That’s a big deal, because my past fisheye lenses weren’t sharp until f/8. With other moonscapes shot during this trip, I took an exposure at f/11 and then one at f/4 so I’d have a second frame with more detail (if necessary). I don’t know why I only went to f/6.3 here…perhaps brain freeze? In any case, it wasn’t a costly mistake here. The light from the moon reflected off the river gave plenty of detail to the frame.
Editing the photo was fairly simple. I opened the two exposures in Adobe Camera Raw, then applied a basic preset I have that I made to open the shadows while giving it some contrast. Basically, this preset involves raising the shadows to +100, contrast to +25, blacks to +15, sharpness to +30, and clarity to +20.
Since this was a nighttime exposure shot at ISO 640, I dropped the sharpness to 0, and also backed the blacks back down to +3. To make the snow pop a bit, I increased the whites to +18. I normally leave the whites at 0 and actually recover the highlights a bit to equalize the histogram, but in this case, I didn’t mind if some parts of the photo were a bit blown. I thought the whites, blacks, and blues would play nicely together.
From there, I opened the two photos in Photoshop, and layered them on top of one another. I used a layer mask to brush in the portions of the second f/6.3 photo where there were not car headlights, and then also brushed in some of the detail along the tree line and in El Capitan. This didn’t really change the photo too much–it brought just enough detail into El Cap to give definition while still looking natural.
If you’re a beginning photographer, I can’t stress enough how important this “while still looking natural” bit is, moreso with sunsets shot into the sun than moonscapes, but the idea is the same. Quite often, I see sunset photos shot into the sun featuring a subject that would naturally look like a silhouette, but with full detail. I did this type of thing for a long time, and while it can look cool, keep in mind that it can also look really unnatural. Personal preferences obviously vary, but it’s a look I now try to avoid (not that my style is exactly photo-realism, but everyone has their limits).
Finishing involved applying a curves adjustment layer with white and black points selected, then backing the opacity of that layer down to 66% so it didn’t pop too much, then doing a vibrance adjustment layer and increasing that to +35. Finally, I used the healing tool to remove two dots of flare.
Overall, I’m pretty happy with the final shot.

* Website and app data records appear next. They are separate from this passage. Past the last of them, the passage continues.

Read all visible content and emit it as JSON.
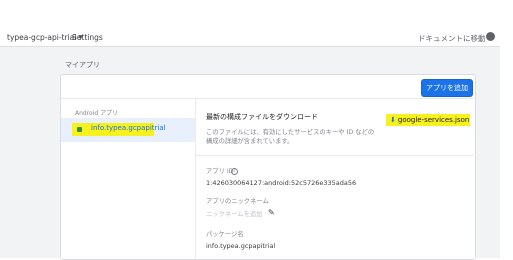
{
  "topbar": {
    "project": "typea-gcp-api-trial",
    "settings": "Settings",
    "docs": "ドキュメントに移動"
  },
  "page": {
    "section_title": "マイアプリ",
    "add_app_button": "アプリを追加"
  },
  "sidebar": {
    "platform_label": "Android アプリ",
    "selected_app": "info.typea.gcpapitrial"
  },
  "config": {
    "heading": "最新の構成ファイルをダウンロード",
    "description": "このファイルには、有効にしたサービスのキーや ID などの構成の詳細が含まれています。",
    "download_label": "google-services.json"
  },
  "fields": {
    "app_id_label": "アプリ ID",
    "app_id_value": "1:426030064127:android:52c5726e335ada56",
    "nickname_label": "アプリのニックネーム",
    "nickname_placeholder": "ニックネームを追加",
    "package_label": "パッケージ名",
    "package_value": "info.typea.gcpapitrial"
  },
  "icons": {
    "caret": "arrow-drop-down-icon",
    "help": "help-circle-icon",
    "edit": "pencil-icon",
    "download": "download-icon",
    "android": "android-icon"
  },
  "colors": {
    "primary": "#1a73e8",
    "highlight": "#f7f11e"
  }
}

The biggest thing I would have done differently in hindsight is to take a much longer exposure and only bothered with a second photo for the headlights. I think one of the coolest features of moonscapes is those inadvertent star trails you get in super long exposures, and if I left my ISO at 64, I probably could have pushed this shot to 8 minutes or longer. That would have given me some cool star trails, instead of the little stubby trails here, which look a tad awkward.
If you’re planning a visit to Yosemite National Park, please check out my other posts about Yosemite for ideas of things to do and photography tips. If you’re into photography, I highly recommend Michael Frye’s Photographer’s Guide to Yosemite.
Are more photography technique posts in this style something that interests you? Is there any additional info you’d like? How would you have approached this shot differently? Share your thoughts on this or anything else, or questions you have in the comments!